“You need a strong block of riders,” he said. “First, to control the breakaways. I believe the older course, without the final, shorter circuit, was more difficult than today to control because riders could reach the base of the Mur with a gap. Last year, we saw riders attack over the final circuit with 10 kilometers to go, like Ryder [Hesjedal], who was only caught with 500 meters to go. My team was essential to close that down last year.”

Approaching the Mur

“The arrival to the Mur is almost like a sprint,” he said. “You want to be in the front 10 or maximum 15 riders, because otherwise you’re too far back and can get blocked. Last year, [Oscar] Freire led me out with 2km to go, and then Dani [Moreno] paced me until I attacked with 400 meters to go. It’s almost like being led out for a sprint, except it’s a bit steeper [laughs]. When you arrive at the base of the Mur, you think, ‘OK, now it’s time to suffer.’ You also know it’s going to be over soon.”

Attacking at right moment

“I wouldn’t say there is one place where it’s essential to attack,” he said. “Every year is a bit different, based on the dynamics of the race. It’s a little on instinct and how you size up your rivals. If you have strong legs, you might go a little earlier. Last year, I attacked with about 400 meters to go. It was perfect because I went to the absolute maximum and opened up a gap.”

The correct gearing

“Last year I attacked in the 17,” said Rodríguez. “I tend to sweep wider through the corners. It’s longer in distance, but the inside line is so steep, you lose momentum. Of course, I use the 39. I don’t think anyone is capable of riding up the Mur in the 53.”

The final surge

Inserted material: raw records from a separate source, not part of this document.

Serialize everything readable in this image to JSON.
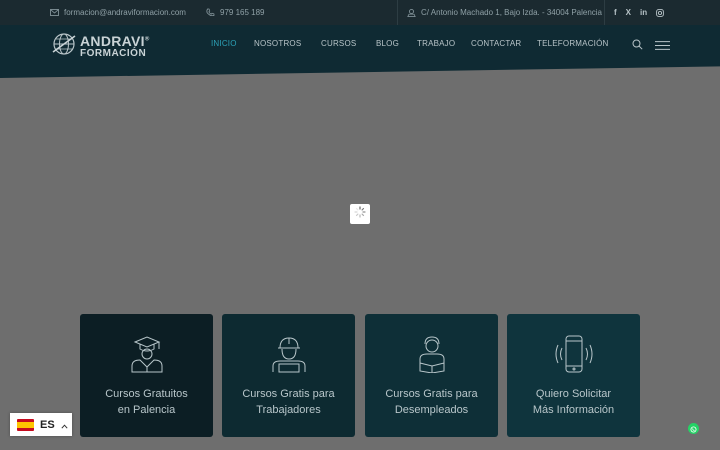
{
  "topbar": {
    "email": "formacion@andraviformacion.com",
    "phone": "979 165 189",
    "address": "C/ Antonio Machado 1, Bajo Izda. - 34004 Palencia",
    "social": [
      {
        "icon": "facebook-icon",
        "label": "f"
      },
      {
        "icon": "x-twitter-icon",
        "label": "X"
      },
      {
        "icon": "linkedin-icon",
        "label": "in"
      },
      {
        "icon": "instagram-icon",
        "label": "ig"
      }
    ]
  },
  "logo": {
    "line1": "ANDRAVI",
    "registered": "®",
    "line2": "FORMACIÓN"
  },
  "nav": {
    "items": [
      "INICIO",
      "NOSOTROS",
      "CURSOS",
      "BLOG",
      "TRABAJO",
      "CONTACTAR",
      "TELEFORMACIÓN"
    ],
    "active": "INICIO",
    "search_icon": "search-icon",
    "menu_icon": "hamburger-menu-icon"
  },
  "cards": [
    {
      "icon": "graduate-icon",
      "line1": "Cursos Gratuitos",
      "line2": "en Palencia"
    },
    {
      "icon": "worker-helmet-icon",
      "line1": "Cursos Gratis para",
      "line2": "Trabajadores"
    },
    {
      "icon": "reader-book-icon",
      "line1": "Cursos Gratis para",
      "line2": "Desempleados"
    },
    {
      "icon": "ringing-phone-icon",
      "line1": "Quiero Solicitar",
      "line2": "Más Información"
    }
  ],
  "language": {
    "code": "ES",
    "flag_icon": "spain-flag-icon"
  },
  "colors": {
    "topbar": "#1b2a30",
    "nav": "#0f2a33",
    "accent": "#2ca2b8",
    "overlay": "#6e6e6e",
    "card_dark": "#0c1e24",
    "card_teal": "#0f343d",
    "whatsapp": "#25d366"
  }
}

“The final 150 meters are a bit flatter, so I took one look back, and buried it to the line,” he said. “I didn’t want to risk changing gears. I just kept pushing the pedals to hold my speed. Momentum is everything. It’s so tight and fast, so one mistake can ruin all your chances.”

How the rivals should ride

“There are many [favorites] this year,” said Rodríguez. “Alejandro [Valverde] demonstrated Sunday he comes to the Ardennes in top shape. With me not being in top shape, it will be up to Movistar to control the race. There’s GreenEdge, Gilbert, and Euskaltel. The final climb is good for Igor Antón. Sagan? I think he should try to attack like Hesjedal did last year. If he hits the base of the Mur with a 20-second gap, there’s no bringing him back.”

FILED UNDER: Analysis / Road TAGS: /

Andrew Hood

Andrew Hood

Andrew Hood cut his journalistic teeth at Colorado dailies before the web boom opened the door to European cycling in the mid-1990s. Hood has covered every Tour de France since 1996 and has been VeloNews' European correspondent since 2002.

Stay Up to Date on Everything Cycling

Subscribe to the FREE VeloNews weekly newsletter